The writing was beautiful, as usual, but I did notice something different about it. Stiefvater relies heavily on further defining the ‘aesthetic’ of the series and describing the overall vibe of a setting, character, or group of characters in this particular book. There are a number of shorter, more descriptive sentences that encompass the feeling or visual aesthetic, which I quite liked, actually. This isn’t as easily seen in the other books, but I like how it totally enhanced the story without feeling forced. I’m usually very keen on emotional expression in the finales, and Stiefvater definitely delivered. Even if her writing style isn’t conventionally raw and honest while conveying emotion, the amount of feeling is still abundant through the unique prose.
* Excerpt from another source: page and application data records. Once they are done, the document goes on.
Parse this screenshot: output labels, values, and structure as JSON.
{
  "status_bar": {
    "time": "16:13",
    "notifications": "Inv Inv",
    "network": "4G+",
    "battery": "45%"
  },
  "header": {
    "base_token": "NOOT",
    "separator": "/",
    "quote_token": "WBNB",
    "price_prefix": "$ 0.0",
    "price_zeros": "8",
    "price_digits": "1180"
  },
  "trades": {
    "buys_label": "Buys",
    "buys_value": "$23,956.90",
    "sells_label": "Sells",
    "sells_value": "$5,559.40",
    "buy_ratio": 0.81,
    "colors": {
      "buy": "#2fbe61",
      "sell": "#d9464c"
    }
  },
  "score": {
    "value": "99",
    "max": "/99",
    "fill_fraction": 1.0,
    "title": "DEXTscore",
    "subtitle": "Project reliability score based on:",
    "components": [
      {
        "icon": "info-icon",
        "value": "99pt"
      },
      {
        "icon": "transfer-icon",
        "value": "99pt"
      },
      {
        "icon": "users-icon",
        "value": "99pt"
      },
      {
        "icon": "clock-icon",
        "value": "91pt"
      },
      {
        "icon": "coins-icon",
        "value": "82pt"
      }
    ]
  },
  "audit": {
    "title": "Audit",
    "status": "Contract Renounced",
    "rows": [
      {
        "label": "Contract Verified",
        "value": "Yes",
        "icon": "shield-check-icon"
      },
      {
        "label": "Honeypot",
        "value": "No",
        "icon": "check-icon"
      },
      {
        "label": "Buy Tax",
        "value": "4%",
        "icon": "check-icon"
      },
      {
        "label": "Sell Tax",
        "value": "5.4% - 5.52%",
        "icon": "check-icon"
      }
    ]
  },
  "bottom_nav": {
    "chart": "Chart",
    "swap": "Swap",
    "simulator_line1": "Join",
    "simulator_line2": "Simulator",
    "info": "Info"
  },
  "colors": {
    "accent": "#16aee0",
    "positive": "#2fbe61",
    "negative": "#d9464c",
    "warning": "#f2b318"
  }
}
In my opinion, the fantasy/science-fiction portions left a lot to be desired. There are a good amount of newer fantasy/sci-fi aspects introduced and they are somewhat elaborated on, such as Blue’s background and history behind her father and Henry Cheng’s whole deal. However, I still feel disconnected from these concepts besides there wasn’t enough time or elaboration involved for me to truly understand and absorb it. There are so many revelations made about the characters and the whole Raven Cycle world that are only quickly touched upon and left behind with no resolve. It almost makes me wish for another book, so everything can sink in properly.
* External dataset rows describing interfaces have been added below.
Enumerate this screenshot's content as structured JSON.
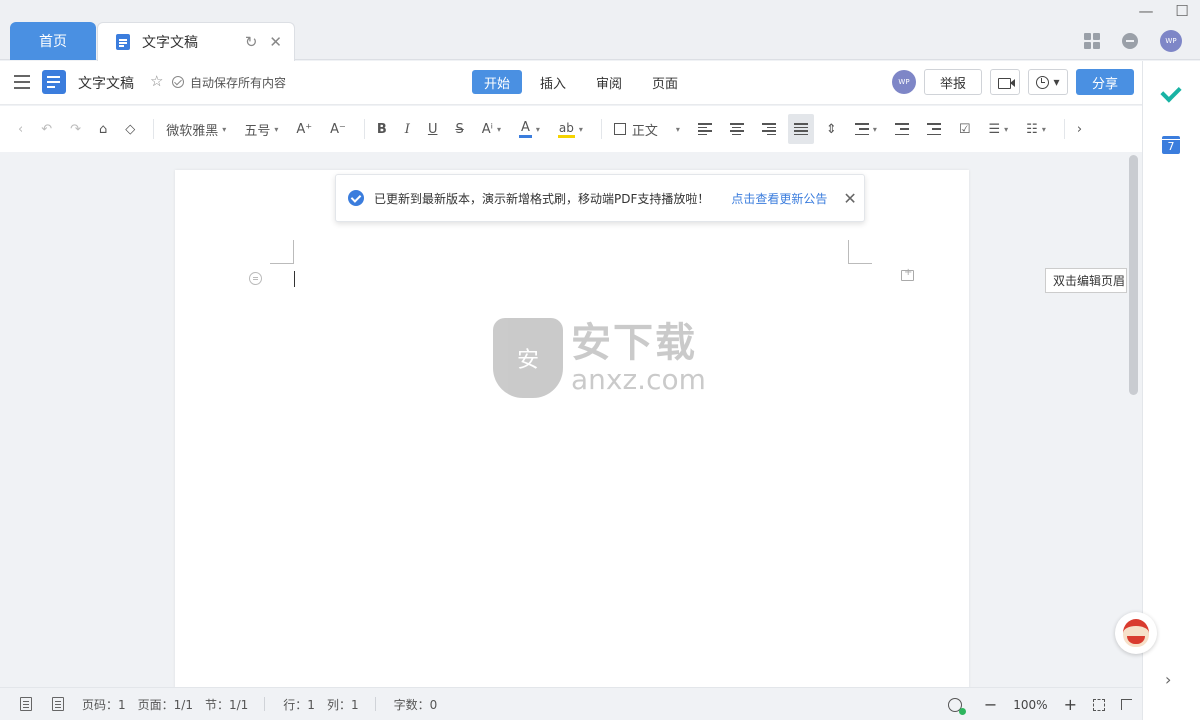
{
  "window": {
    "minimize_glyph": "—",
    "maximize_glyph": "☐"
  },
  "tabs": {
    "home_label": "首页",
    "doc_label": "文字文稿",
    "refresh_glyph": "↻",
    "close_glyph": "✕"
  },
  "top_right": {
    "avatar_text": "WP"
  },
  "header": {
    "doc_title": "文字文稿",
    "star_glyph": "☆",
    "autosave_text": "自动保存所有内容",
    "menu_tabs": [
      "开始",
      "插入",
      "审阅",
      "页面"
    ],
    "active_tab": "开始",
    "avatar_text": "WP",
    "report_label": "举报",
    "share_label": "分享",
    "history_caret": "▾"
  },
  "toolbar": {
    "font_family": "微软雅黑",
    "font_size": "五号",
    "grow_font": "A⁺",
    "shrink_font": "A⁻",
    "bold": "B",
    "italic": "I",
    "underline": "U",
    "strike": "S",
    "superscript": "Aⁱ",
    "font_color": "A",
    "highlight": "ab",
    "style": "正文",
    "caret": "▾",
    "undo_glyph": "↶",
    "redo_glyph": "↷",
    "left_arrow": "‹",
    "right_arrow": "›"
  },
  "notice": {
    "message": "已更新到最新版本，演示新增格式刷，移动端PDF支持播放啦！",
    "link_text": "点击查看更新公告",
    "close_glyph": "✕"
  },
  "tooltip": {
    "text": "双击编辑页眉"
  },
  "watermark": {
    "shield_char": "安",
    "cn_text": "安下载",
    "en_text": "anxz.com"
  },
  "right_rail": {
    "calendar_day": "7",
    "chevron_glyph": "›"
  },
  "statusbar": {
    "page_code": "页码：1",
    "page": "页面：1/1",
    "section": "节：1/1",
    "row": "行：1",
    "col": "列：1",
    "word_count": "字数：0",
    "zoom_out": "−",
    "zoom_level": "100%",
    "zoom_in": "+"
  },
  "colors": {
    "accent": "#4a90e2",
    "link": "#3b7ddd",
    "rail_check": "#19b3a4",
    "highlight_yellow": "#f5d300"
  }
}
As expected, the characters were brilliant and my favorite part of the book. All of them are still struggling to utilize their powers and discover further details about themselves to ultimately find Glendower and possibly save Gansey. I loved the emotion involved with out four main characters, it was so truthful yet poignant and understandable. The relationships between Ronan and his brothers, Gansey and Blue, and Ronan and Adam are further developed and constantly had me in the feels.

I don’t want to say much about the ending parts because I’ll be spoiling otherwise, but it did let me down to an extent. Honestly, it felt as though all the emotion that had been covered throughout the rest of the book was a waste, considering the very end, the climax, the true end was incredibly lackluster and anti-climatic. Everything was stated so plainly and blandly and things … just happened. I wish I could say more but I don’t want to spoil, and I don’t want to discuss spoilers because my thoughts are so jumbled and I’d probably never get them organized. Long story short, I hated that epilogue. Straight up.

Finales of series/trilogies are always difficult to read/review, because they could either make or break the series for you. I don’t remotely dislike The Raven King, but that ending was so soulless that I had to dock a star off. It’s upsetting to be dissatisfied with a goodbye to a series, but it is what it is.

-Haven